View the article here: http://content.yudu.com/web/2q1af/0A372gz/ABTAGOLF17/flash/resources/220.htm

48 hours in Xi’an

Steeped in history and heritage, China’s ancient capital should be at the top of any travel itinerary, says Kaye Holland

History buffs will be in their element in Xi’an. The former capital of the Tang Dynasty and the starting point of the Silk Road is today regarded - together with Athens, Cairo and Rome - as “one of the four major capitals of ancient civilization.” 

Xi’an’s premier sight - and one of the most famous archeological finds in the world - is without a doubt The Terracotta Warriors. The life like army (no two warriors have the same features) was built more than 2,000 years ago to serve Emperor Qin in the afterlife but it wasn’t until 1974, that the army was discovered by peasants drilling a well. Today the aforementioned peasants are bonafide celebrities and sit outside the site signing (for a fee) guide books 24/7. 

Ticked off the Terracotta Army? Make a beeline for The Big Goose Pagoda which was constructed during the Tang Dynasty to house the Buddhist sutras brought back from India by Xuan Zang. The famous translator and Buddhist monk’s travels served as the impetus for Journey to the West – one of the most well known works of Chinese literature. 

Xian’ is also home to one of the oldest city walls in China. It takes four hours to walk around the City Wall (builtback in 1370 to serve as a defense against the Emperor’s enemies) although a golf cart can whizz you around for 200RMB.

Inside the wall, The Drum and Bell Tower is the big draw. The Bell Tower originally housed a bell that, in ancient times, was struck every morning while the Drum Tower, marked nightfall. Both offer arresting views of the surrounding area and serve as a wonderful example of Xian’s ancient architecture.

Lastly don’t miss the Muslim Quarter that’s been home to the city’s Chinese Muslims for centuries. The narrow streets are full of shops and stalls peddling sweets, salted nuts and every souvenir under the sun.

Wendy Wu Tours includes a visit to Xi’an as part of its ‘Imperial China’ tour. As well as historic Xi’an, the eight day private tour (from £2,090) also takes in bustling Beijing. Price includes international flights, domestic transport, all accommodation, some meals, entrance and visa fees. www.wendywutours.co.uk
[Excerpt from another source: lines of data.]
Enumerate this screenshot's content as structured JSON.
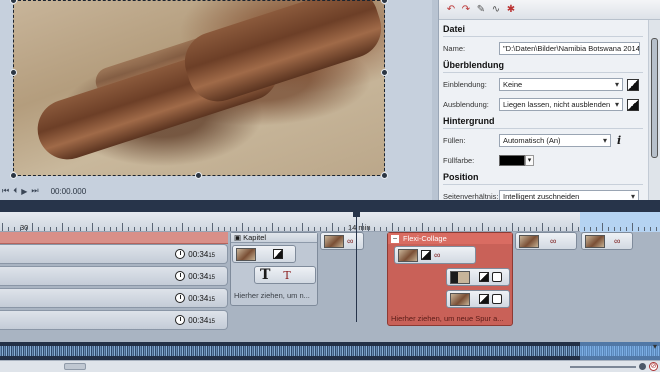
{
  "preview": {
    "timecode": "00:00.000"
  },
  "panel": {
    "file_section": "Datei",
    "name_label": "Name:",
    "name_value": "\"D:\\Daten\\Bilder\\Namibia Botswana 2014",
    "blend_section": "Überblendung",
    "fade_in_label": "Einblendung:",
    "fade_in_value": "Keine",
    "fade_out_label": "Ausblendung:",
    "fade_out_value": "Liegen lassen, nicht ausblenden",
    "bg_section": "Hintergrund",
    "fill_label": "Füllen:",
    "fill_value": "Automatisch (An)",
    "fillcolor_label": "Füllfarbe:",
    "fillcolor_value": "#000000",
    "position_section": "Position",
    "aspect_label": "Seitenverhältnis:",
    "aspect_value": "Intelligent zuschneiden"
  },
  "timeline": {
    "ruler_left": "30",
    "ruler_mid": "14 min",
    "tracks": [
      {
        "duration": "00:34",
        "frames": "15"
      },
      {
        "duration": "00:34",
        "frames": "15"
      },
      {
        "duration": "00:34",
        "frames": "15"
      },
      {
        "duration": "00:34",
        "frames": "15"
      }
    ],
    "chapter_title": "Kapitel",
    "chapter_placeholder": "Hierher ziehen, um n...",
    "flexi_title": "Flexi-Collage",
    "flexi_placeholder": "Hierher ziehen, um neue Spur a..."
  }
}
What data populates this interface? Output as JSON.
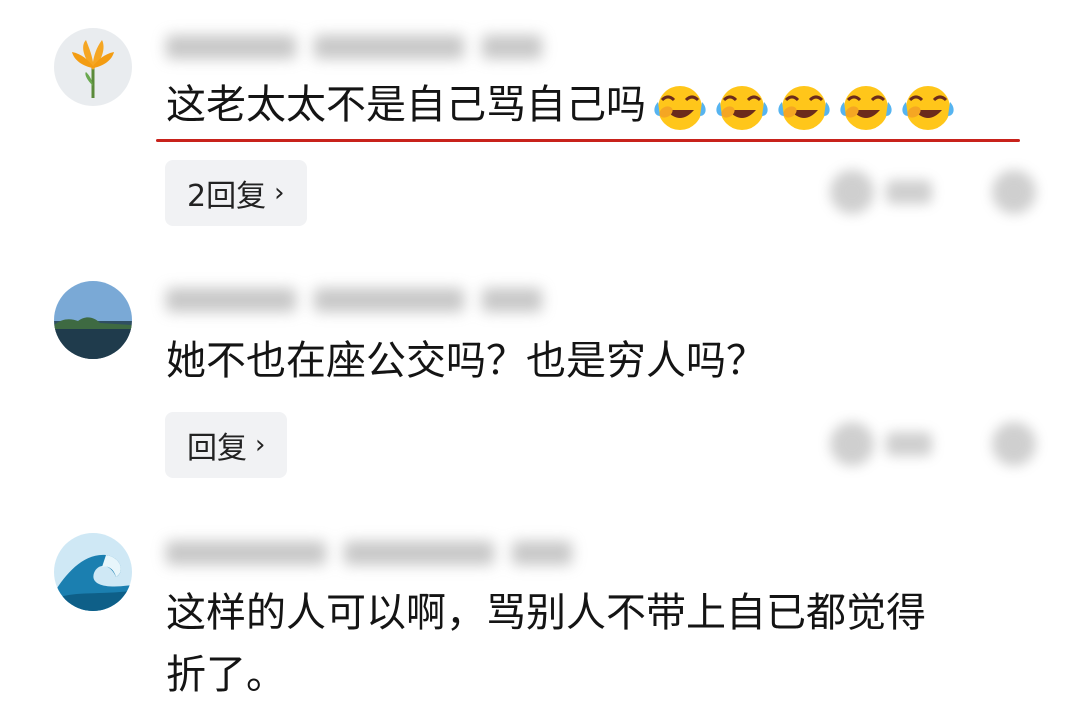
{
  "comments": [
    {
      "text": "这老太太不是自己骂自己吗",
      "emoji_count": 5,
      "emoji_icon": "laughing-crying-face-icon",
      "reply_label": "2回复",
      "highlight_color": "#c8221b"
    },
    {
      "text": "她不也在座公交吗？也是穷人吗？",
      "reply_label": "回复"
    },
    {
      "text_line1": "这样的人可以啊，骂别人不带上自已都觉得",
      "text_line2": "折了。"
    }
  ]
}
Take a trip to see the famous forces - aka the Terracotta Warriors. Start with the smallest pit and work your way up to the largest pit (home to 6000 warriors and horses) for an impressive finale. 

Check out the Tomb of Qin Shi Huang which took a work force of 700,000 people, some 38 years (246-210 BC) to complete. Legend has it that Qin ordered precious stones to be placed into the ceiling. The craftsmen were then buried alive, so that the location of the first (and most infamous) Emperor of China’s tomb remained a secret.
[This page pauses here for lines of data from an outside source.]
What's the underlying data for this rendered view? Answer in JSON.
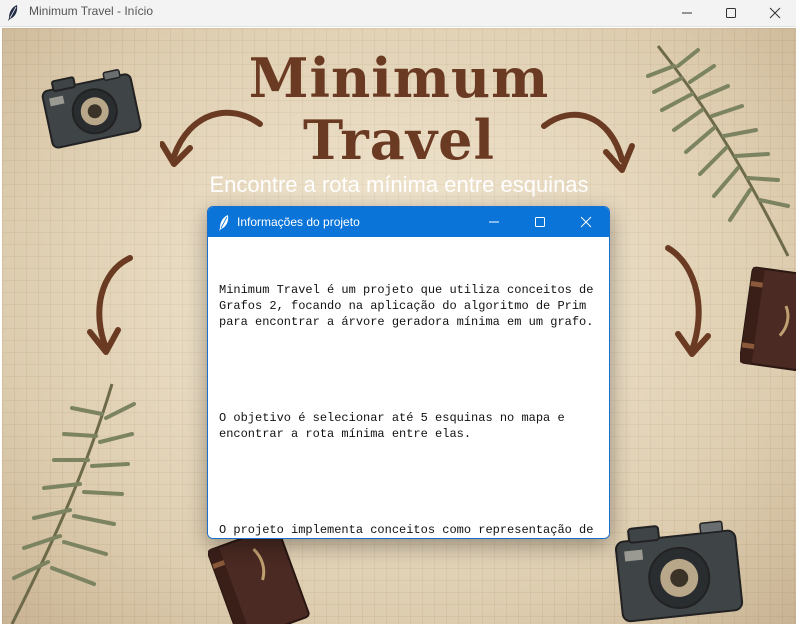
{
  "window": {
    "title": "Minimum Travel - Início",
    "icon": "feather-icon",
    "controls": [
      "minimize-icon",
      "maximize-icon",
      "close-icon"
    ]
  },
  "background": {
    "title_line1": "Minimum",
    "title_line2": "Travel",
    "subtitle": "Encontre a rota mínima entre esquinas"
  },
  "dialog": {
    "title": "Informações do projeto",
    "icon": "feather-icon",
    "paragraphs": [
      "Minimum Travel é um projeto que utiliza conceitos de Grafos 2, focando na aplicação do algoritmo de Prim para encontrar a árvore geradora mínima em um grafo.",
      "O objetivo é selecionar até 5 esquinas no mapa e encontrar a rota mínima entre elas.",
      "O projeto implementa conceitos como representação de mapa como grafo, algoritmo de Prim, cálculo de caminhos mínimos e criação de subgrafos."
    ]
  },
  "colors": {
    "accent": "#0a74d8",
    "title_brown": "#6b3a22",
    "paper": "#e9dcc3"
  }
}
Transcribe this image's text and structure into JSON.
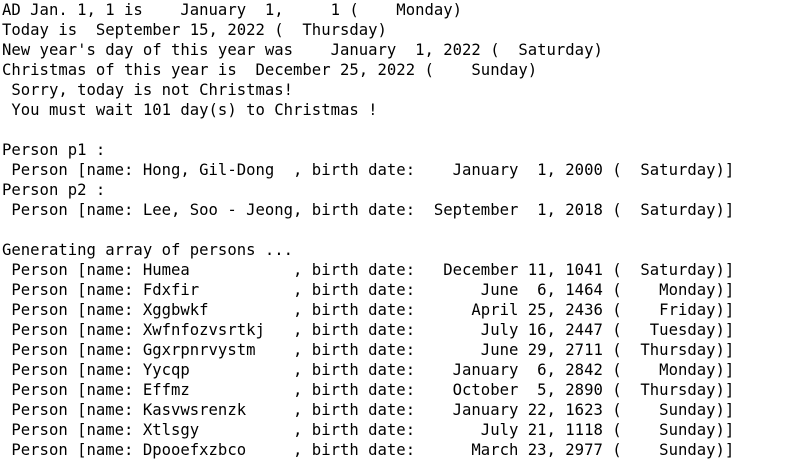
{
  "console": {
    "lines": [
      "AD Jan. 1, 1 is    January  1,     1 (    Monday)",
      "Today is  September 15, 2022 (  Thursday)",
      "New year's day of this year was    January  1, 2022 (  Saturday)",
      "Christmas of this year is  December 25, 2022 (    Sunday)",
      " Sorry, today is not Christmas!",
      " You must wait 101 day(s) to Christmas !",
      "",
      "Person p1 :",
      " Person [name: Hong, Gil-Dong  , birth date:    January  1, 2000 (  Saturday)]",
      "Person p2 :",
      " Person [name: Lee, Soo - Jeong, birth date:  September  1, 2018 (  Saturday)]",
      "",
      "Generating array of persons ...",
      " Person [name: Humea           , birth date:   December 11, 1041 (  Saturday)]",
      " Person [name: Fdxfir          , birth date:       June  6, 1464 (    Monday)]",
      " Person [name: Xggbwkf         , birth date:      April 25, 2436 (    Friday)]",
      " Person [name: Xwfnfozvsrtkj   , birth date:       July 16, 2447 (   Tuesday)]",
      " Person [name: Ggxrpnrvystm    , birth date:       June 29, 2711 (  Thursday)]",
      " Person [name: Yycqp           , birth date:    January  6, 2842 (    Monday)]",
      " Person [name: Effmz           , birth date:    October  5, 2890 (  Thursday)]",
      " Person [name: Kasvwsrenzk     , birth date:    January 22, 1623 (    Sunday)]",
      " Person [name: Xtlsgy          , birth date:       July 21, 1118 (    Sunday)]",
      " Person [name: Dpooefxzbco     , birth date:      March 23, 2977 (    Sunday)]"
    ]
  }
}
Make for the Muslim Quarter where, in streets such as Dapi Yuan and Liyang Shi, you can get stuck into good tasting specialities like Guan tang baozi (steamed buns served with sauces) and Yangrou paomo (a soup dish that involves breaking a loaf of bread into a bowl and adding broth, mutton and noodles).


After a leisurely breakfast, hit the Big Goose Pagoda - rightly regarded as a masterpiece of Buddhist architecture. Expect to see walls and doors carved with exquisite Buddha figures.

Wander around Xian’s City Wall - the largest and most intact Ming Dynasty castle in the world. Then pick up a trinket (think jade and Mao memorabilia) or two at Northwest Antique Market by the Zhongshan Gate.

Feast on dumplings while enjoying traditional dance, music and singing at Tang Dynasty. Thedinner dance show is big, bold, brash and, if you’re in the right mood, fabulous fun. For a night cap, head to one of the many bars on buzzy Nan Dajie.